→ What this task involves
All entries are to be repeated exactly as shown below.

· · · · ·

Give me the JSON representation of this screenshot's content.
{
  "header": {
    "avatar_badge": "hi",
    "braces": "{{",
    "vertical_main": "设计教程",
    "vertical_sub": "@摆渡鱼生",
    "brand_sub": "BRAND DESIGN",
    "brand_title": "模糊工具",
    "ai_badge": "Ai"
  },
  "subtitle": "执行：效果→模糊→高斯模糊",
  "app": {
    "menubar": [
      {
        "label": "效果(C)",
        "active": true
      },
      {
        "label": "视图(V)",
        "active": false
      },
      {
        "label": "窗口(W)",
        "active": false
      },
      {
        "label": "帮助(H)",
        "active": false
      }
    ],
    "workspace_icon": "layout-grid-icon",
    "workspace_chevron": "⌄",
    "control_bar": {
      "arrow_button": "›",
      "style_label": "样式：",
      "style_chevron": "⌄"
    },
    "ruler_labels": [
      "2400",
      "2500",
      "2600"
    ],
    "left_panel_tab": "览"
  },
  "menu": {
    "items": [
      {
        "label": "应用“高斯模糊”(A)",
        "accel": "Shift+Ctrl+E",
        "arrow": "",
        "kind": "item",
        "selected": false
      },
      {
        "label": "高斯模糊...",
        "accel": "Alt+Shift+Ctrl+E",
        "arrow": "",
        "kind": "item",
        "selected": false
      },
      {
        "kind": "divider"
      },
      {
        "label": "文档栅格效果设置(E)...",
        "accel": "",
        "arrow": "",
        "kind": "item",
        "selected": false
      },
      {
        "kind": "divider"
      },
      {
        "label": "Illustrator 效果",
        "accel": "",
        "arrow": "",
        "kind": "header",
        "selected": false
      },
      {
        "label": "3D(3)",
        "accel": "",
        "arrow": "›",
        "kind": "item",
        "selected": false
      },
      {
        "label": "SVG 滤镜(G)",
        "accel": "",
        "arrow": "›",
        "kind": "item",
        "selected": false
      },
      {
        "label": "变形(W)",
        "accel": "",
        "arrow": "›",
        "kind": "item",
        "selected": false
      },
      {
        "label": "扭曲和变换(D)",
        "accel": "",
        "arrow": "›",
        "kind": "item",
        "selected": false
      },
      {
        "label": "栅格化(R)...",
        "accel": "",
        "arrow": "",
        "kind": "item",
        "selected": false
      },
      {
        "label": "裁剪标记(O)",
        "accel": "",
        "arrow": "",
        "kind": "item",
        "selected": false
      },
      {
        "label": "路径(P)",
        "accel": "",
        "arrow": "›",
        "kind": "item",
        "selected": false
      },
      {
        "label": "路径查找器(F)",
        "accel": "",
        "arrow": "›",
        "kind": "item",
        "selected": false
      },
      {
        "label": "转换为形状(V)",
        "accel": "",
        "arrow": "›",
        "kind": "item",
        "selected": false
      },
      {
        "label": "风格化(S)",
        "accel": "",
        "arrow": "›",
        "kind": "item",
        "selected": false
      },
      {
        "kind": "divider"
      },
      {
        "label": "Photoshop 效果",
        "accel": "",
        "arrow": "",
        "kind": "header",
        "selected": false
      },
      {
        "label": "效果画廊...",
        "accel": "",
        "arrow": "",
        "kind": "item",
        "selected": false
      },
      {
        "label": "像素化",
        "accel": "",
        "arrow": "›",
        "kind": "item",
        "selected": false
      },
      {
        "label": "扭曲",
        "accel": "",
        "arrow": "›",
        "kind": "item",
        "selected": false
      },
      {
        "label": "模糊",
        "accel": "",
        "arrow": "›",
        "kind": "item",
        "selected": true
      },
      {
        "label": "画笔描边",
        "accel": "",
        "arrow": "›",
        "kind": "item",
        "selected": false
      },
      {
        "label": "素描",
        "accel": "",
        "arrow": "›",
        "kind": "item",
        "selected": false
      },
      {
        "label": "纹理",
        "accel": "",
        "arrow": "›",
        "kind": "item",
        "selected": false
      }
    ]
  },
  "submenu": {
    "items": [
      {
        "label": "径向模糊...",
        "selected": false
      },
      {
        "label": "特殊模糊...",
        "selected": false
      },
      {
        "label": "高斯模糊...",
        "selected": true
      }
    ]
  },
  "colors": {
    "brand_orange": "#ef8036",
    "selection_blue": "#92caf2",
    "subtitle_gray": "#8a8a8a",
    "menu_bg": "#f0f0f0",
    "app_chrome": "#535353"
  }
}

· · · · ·

→ Output of the task
Give me the JSON representation of this screenshot's content.
{
  "header": {
    "avatar_badge": "hi",
    "braces": "{{",
    "vertical_main": "设计教程",
    "vertical_sub": "@摆渡鱼生",
    "brand_sub": "BRAND DESIGN",
    "brand_title": "模糊工具",
    "ai_badge": "Ai"
  },
  "subtitle": "执行：效果→模糊→高斯模糊",
  "app": {
    "menubar": [
      {
        "label": "效果(C)",
        "active": true
      },
      {
        "label": "视图(V)",
        "active": false
      },
      {
        "label": "窗口(W)",
        "active": false
      },
      {
        "label": "帮助(H)",
        "active": false
      }
    ],
    "workspace_icon": "layout-grid-icon",
    "workspace_chevron": "⌄",
    "control_bar": {
      "arrow_button": "›",
      "style_label": "样式：",
      "style_chevron": "⌄"
    },
    "ruler_labels": [
      "2400",
      "2500",
      "2600"
    ],
    "left_panel_tab": "览"
  },
  "menu": {
    "items": [
      {
        "label": "应用“高斯模糊”(A)",
        "accel": "Shift+Ctrl+E",
        "arrow": "",
        "kind": "item",
        "selected": false
      },
      {
        "label": "高斯模糊...",
        "accel": "Alt+Shift+Ctrl+E",
        "arrow": "",
        "kind": "item",
        "selected": false
      },
      {
        "kind": "divider"
      },
      {
        "label": "文档栅格效果设置(E)...",
        "accel": "",
        "arrow": "",
        "kind": "item",
        "selected": false
      },
      {
        "kind": "divider"
      },
      {
        "label": "Illustrator 效果",
        "accel": "",
        "arrow": "",
        "kind": "header",
        "selected": false
      },
      {
        "label": "3D(3)",
        "accel": "",
        "arrow": "›",
        "kind": "item",
        "selected": false
      },
      {
        "label": "SVG 滤镜(G)",
        "accel": "",
        "arrow": "›",
        "kind": "item",
        "selected": false
      },
      {
        "label": "变形(W)",
        "accel": "",
        "arrow": "›",
        "kind": "item",
        "selected": false
      },
      {
        "label": "扭曲和变换(D)",
        "accel": "",
        "arrow": "›",
        "kind": "item",
        "selected": false
      },
      {
        "label": "栅格化(R)...",
        "accel": "",
        "arrow": "",
        "kind": "item",
        "selected": false
      },
      {
        "label": "裁剪标记(O)",
        "accel": "",
        "arrow": "",
        "kind": "item",
        "selected": false
      },
      {
        "label": "路径(P)",
        "accel": "",
        "arrow": "›",
        "kind": "item",
        "selected": false
      },
      {
        "label": "路径查找器(F)",
        "accel": "",
        "arrow": "›",
        "kind": "item",
        "selected": false
      },
      {
        "label": "转换为形状(V)",
        "accel": "",
        "arrow": "›",
        "kind": "item",
        "selected": false
      },
      {
        "label": "风格化(S)",
        "accel": "",
        "arrow": "›",
        "kind": "item",
        "selected": false
      },
      {
        "kind": "divider"
      },
      {
        "label": "Photoshop 效果",
        "accel": "",
        "arrow": "",
        "kind": "header",
        "selected": false
      },
      {
        "label": "效果画廊...",
        "accel": "",
        "arrow": "",
        "kind": "item",
        "selected": false
      },
      {
        "label": "像素化",
        "accel": "",
        "arrow": "›",
        "kind": "item",
        "selected": false
      },
      {
        "label": "扭曲",
        "accel": "",
        "arrow": "›",
        "kind": "item",
        "selected": false
      },
      {
        "label": "模糊",
        "accel": "",
        "arrow": "›",
        "kind": "item",
        "selected": true
      },
      {
        "label": "画笔描边",
        "accel": "",
        "arrow": "›",
        "kind": "item",
        "selected": false
      },
      {
        "label": "素描",
        "accel": "",
        "arrow": "›",
        "kind": "item",
        "selected": false
      },
      {
        "label": "纹理",
        "accel": "",
        "arrow": "›",
        "kind": "item",
        "selected": false
      }
    ]
  },
  "submenu": {
    "items": [
      {
        "label": "径向模糊...",
        "selected": false
      },
      {
        "label": "特殊模糊...",
        "selected": false
      },
      {
        "label": "高斯模糊...",
        "selected": true
      }
    ]
  },
  "colors": {
    "brand_orange": "#ef8036",
    "selection_blue": "#92caf2",
    "subtitle_gray": "#8a8a8a",
    "menu_bg": "#f0f0f0",
    "app_chrome": "#535353"
  }
}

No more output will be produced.